• **Task item**: A single figure is the whole answer: the number of lines in the records that contain "title".
[Start of section]
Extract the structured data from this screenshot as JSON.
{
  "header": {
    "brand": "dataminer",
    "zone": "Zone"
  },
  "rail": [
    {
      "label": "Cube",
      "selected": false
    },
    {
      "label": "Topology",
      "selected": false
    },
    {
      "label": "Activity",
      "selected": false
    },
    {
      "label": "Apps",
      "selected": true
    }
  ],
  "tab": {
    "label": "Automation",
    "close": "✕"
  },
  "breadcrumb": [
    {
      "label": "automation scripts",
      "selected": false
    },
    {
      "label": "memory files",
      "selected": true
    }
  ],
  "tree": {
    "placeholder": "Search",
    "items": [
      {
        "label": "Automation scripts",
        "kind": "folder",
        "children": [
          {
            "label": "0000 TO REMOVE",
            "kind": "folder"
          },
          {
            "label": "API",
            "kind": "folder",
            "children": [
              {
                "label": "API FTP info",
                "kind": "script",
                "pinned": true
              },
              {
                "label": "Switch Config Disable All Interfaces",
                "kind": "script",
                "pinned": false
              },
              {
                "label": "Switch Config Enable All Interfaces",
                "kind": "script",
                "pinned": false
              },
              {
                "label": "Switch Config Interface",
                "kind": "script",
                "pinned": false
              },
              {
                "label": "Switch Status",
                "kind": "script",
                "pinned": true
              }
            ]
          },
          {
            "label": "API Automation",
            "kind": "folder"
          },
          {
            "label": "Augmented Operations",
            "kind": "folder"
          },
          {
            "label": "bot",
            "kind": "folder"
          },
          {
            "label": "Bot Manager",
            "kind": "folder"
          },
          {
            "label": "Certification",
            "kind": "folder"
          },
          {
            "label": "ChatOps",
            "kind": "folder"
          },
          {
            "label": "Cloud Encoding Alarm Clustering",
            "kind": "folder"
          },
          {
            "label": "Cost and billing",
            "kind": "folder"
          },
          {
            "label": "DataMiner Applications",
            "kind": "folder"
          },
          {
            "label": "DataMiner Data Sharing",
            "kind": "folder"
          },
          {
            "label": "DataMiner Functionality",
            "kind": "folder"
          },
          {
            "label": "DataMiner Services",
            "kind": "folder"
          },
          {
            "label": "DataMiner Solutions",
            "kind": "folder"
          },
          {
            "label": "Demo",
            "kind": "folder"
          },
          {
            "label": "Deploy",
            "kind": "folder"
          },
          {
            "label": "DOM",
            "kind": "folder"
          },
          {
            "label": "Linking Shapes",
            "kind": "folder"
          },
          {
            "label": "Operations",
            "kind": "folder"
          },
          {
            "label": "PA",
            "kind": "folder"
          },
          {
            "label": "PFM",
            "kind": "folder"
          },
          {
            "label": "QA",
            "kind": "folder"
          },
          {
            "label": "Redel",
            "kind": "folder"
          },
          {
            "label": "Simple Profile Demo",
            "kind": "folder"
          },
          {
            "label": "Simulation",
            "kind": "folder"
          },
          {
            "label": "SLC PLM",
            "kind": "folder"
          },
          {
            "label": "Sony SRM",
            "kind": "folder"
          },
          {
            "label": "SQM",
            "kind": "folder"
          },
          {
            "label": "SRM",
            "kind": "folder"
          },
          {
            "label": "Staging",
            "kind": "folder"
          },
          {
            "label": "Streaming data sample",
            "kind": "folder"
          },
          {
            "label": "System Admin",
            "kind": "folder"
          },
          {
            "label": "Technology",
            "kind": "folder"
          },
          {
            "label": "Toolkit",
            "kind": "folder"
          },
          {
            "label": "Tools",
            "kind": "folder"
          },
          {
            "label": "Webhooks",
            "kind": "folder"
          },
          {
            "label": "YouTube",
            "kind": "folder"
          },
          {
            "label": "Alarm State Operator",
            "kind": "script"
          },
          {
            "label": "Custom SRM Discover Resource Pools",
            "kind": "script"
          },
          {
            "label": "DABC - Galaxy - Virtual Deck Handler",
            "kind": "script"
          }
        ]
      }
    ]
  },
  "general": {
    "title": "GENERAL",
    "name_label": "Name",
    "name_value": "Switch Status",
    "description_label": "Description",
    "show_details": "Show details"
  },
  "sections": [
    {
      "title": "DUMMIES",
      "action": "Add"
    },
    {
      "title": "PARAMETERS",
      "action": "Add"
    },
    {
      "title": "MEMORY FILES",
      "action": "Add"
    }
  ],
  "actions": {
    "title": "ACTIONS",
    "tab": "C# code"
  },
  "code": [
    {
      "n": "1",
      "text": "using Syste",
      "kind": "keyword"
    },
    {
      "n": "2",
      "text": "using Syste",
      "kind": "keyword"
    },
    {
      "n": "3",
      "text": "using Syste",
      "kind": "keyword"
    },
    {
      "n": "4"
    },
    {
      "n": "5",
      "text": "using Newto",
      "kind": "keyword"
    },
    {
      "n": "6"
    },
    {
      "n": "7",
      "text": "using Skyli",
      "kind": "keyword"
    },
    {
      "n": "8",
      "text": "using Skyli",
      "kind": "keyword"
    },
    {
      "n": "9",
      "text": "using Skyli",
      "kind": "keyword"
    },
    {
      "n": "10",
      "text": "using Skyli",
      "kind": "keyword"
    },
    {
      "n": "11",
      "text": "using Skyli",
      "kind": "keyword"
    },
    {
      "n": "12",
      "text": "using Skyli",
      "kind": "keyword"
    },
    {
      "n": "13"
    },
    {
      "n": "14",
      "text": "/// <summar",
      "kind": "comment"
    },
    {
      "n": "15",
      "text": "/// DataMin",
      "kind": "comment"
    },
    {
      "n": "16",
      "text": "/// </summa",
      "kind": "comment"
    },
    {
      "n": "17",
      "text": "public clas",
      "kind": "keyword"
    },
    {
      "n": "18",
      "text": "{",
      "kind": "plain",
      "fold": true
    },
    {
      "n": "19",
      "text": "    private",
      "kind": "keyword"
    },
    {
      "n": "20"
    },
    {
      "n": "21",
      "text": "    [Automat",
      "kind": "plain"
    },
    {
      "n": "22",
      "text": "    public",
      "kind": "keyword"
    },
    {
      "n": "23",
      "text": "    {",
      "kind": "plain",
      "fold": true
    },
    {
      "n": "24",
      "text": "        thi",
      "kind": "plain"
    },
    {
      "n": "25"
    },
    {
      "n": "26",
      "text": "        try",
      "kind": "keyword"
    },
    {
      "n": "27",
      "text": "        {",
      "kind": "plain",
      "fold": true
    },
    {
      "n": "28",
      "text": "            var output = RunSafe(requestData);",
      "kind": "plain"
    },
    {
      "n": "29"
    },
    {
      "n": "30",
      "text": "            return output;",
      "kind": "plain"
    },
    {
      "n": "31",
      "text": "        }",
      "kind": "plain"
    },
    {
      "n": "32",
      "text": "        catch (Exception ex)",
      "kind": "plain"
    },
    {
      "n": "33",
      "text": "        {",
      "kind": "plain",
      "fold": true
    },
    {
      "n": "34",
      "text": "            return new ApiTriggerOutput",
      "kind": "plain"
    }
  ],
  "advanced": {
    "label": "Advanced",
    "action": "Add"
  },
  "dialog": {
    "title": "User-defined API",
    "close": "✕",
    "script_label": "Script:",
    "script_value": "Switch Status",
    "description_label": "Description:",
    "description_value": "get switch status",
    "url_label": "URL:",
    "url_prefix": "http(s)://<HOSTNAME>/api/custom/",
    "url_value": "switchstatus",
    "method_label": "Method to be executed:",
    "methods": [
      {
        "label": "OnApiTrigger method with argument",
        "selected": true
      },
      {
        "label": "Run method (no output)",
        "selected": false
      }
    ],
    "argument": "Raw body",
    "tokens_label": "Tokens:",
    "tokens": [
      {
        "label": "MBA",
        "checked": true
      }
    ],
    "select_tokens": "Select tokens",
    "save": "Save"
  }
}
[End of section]
• **Expected answer**: 6